  • Build a cooperative effort with other neighbors.
  • Log all activity connected to the suspected drug dealer.
  • Talk to your Sheriff and give him the information from your log.
  • Speak with property owners about problems that the tenants are causing for the neighbors. If you are having problems, the property owner is probably having problems too.
  • Report all problems to the Sheriff.

Is Your Child Using Drugs? How to Find Out

The mood swings and unpredictable behavior of the teen years often make it hard to tell if a child is using drugs — but there are warning signs you can watch out for. If your child exhibits one or more of the following behaviors or moods, drugs may have become a part of his or her life:
She's withdrawn, depressed, tired, or careless about her personal grooming.

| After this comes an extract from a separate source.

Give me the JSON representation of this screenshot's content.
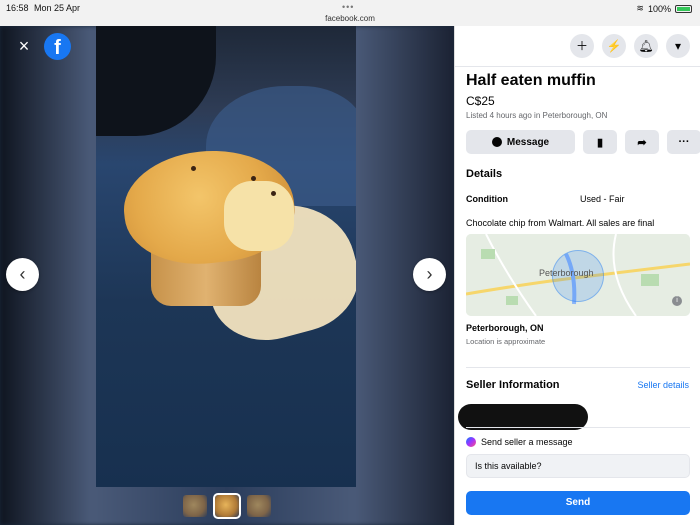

  • He/She is hostile, uncooperative, and frequently breaks curfews.
  • Their relationships with family members have deteriorated.
  • He/She is hanging around with a new group of friends.
  • Their grades have slipped, and school attendance is irregular.
  • He/She lost interest in hobbies, sports, and other favorite activities.
  • Their eating and sleeping patterns have changed, up at night and sleeps during the day.
  • He/She has a hard time concentrating.
  • Their eyes are red-rimmed and nose is runny — but he/she doesn't have allergies or a cold.
  • Household money, prescription drugs or other items are disappearing.

Some of these indicators can be caused by emotional problems or physical illness. Discuss the possibility with your child's doctor and, if necessary, take him in for a physical exam. If illness is not the problem, it's time to choose a course of action.

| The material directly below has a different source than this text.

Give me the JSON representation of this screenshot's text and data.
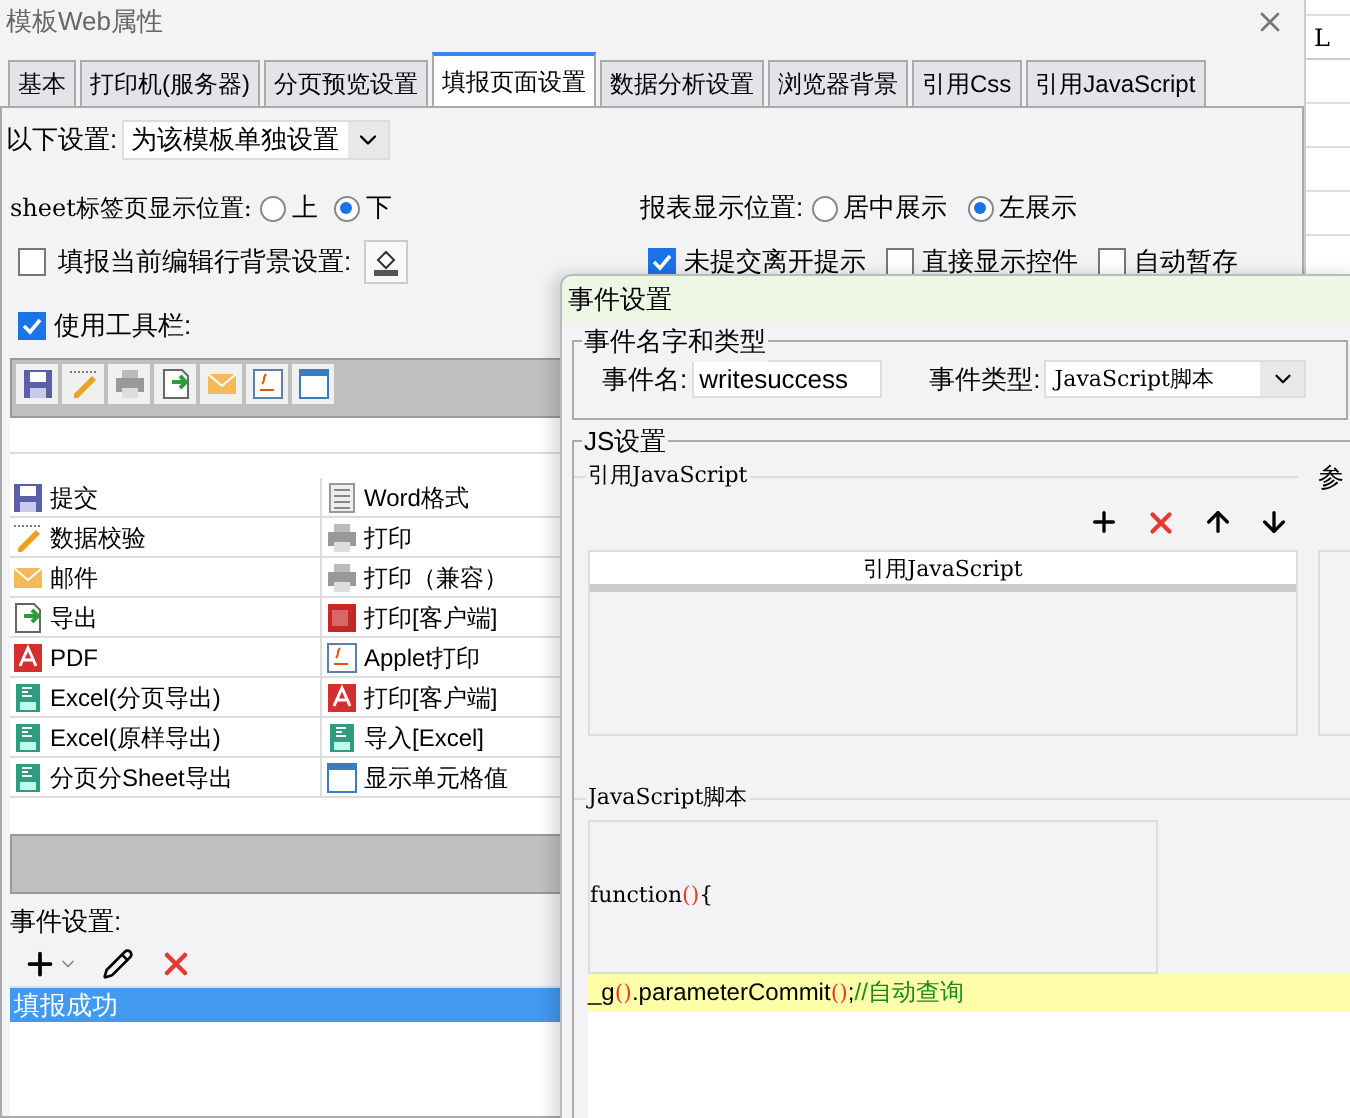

Have you found any of the following in your home:
Pipes, rolling papers, small medicine bottles, eye drops, butane lighters, homemade pipes, or bongs (pipes that use water as a filter) made from soda cans or plastic beverage containers.

If we are going to stop crime and drugs from taking over our neighborhoods and our children we must all work together as a team. Without your help and assistance local law enforcement officers face many restrictions. Your involvement is the key to stopping crime.

Do you know of drug activity in your neighborhood? If you do, CLICK HERE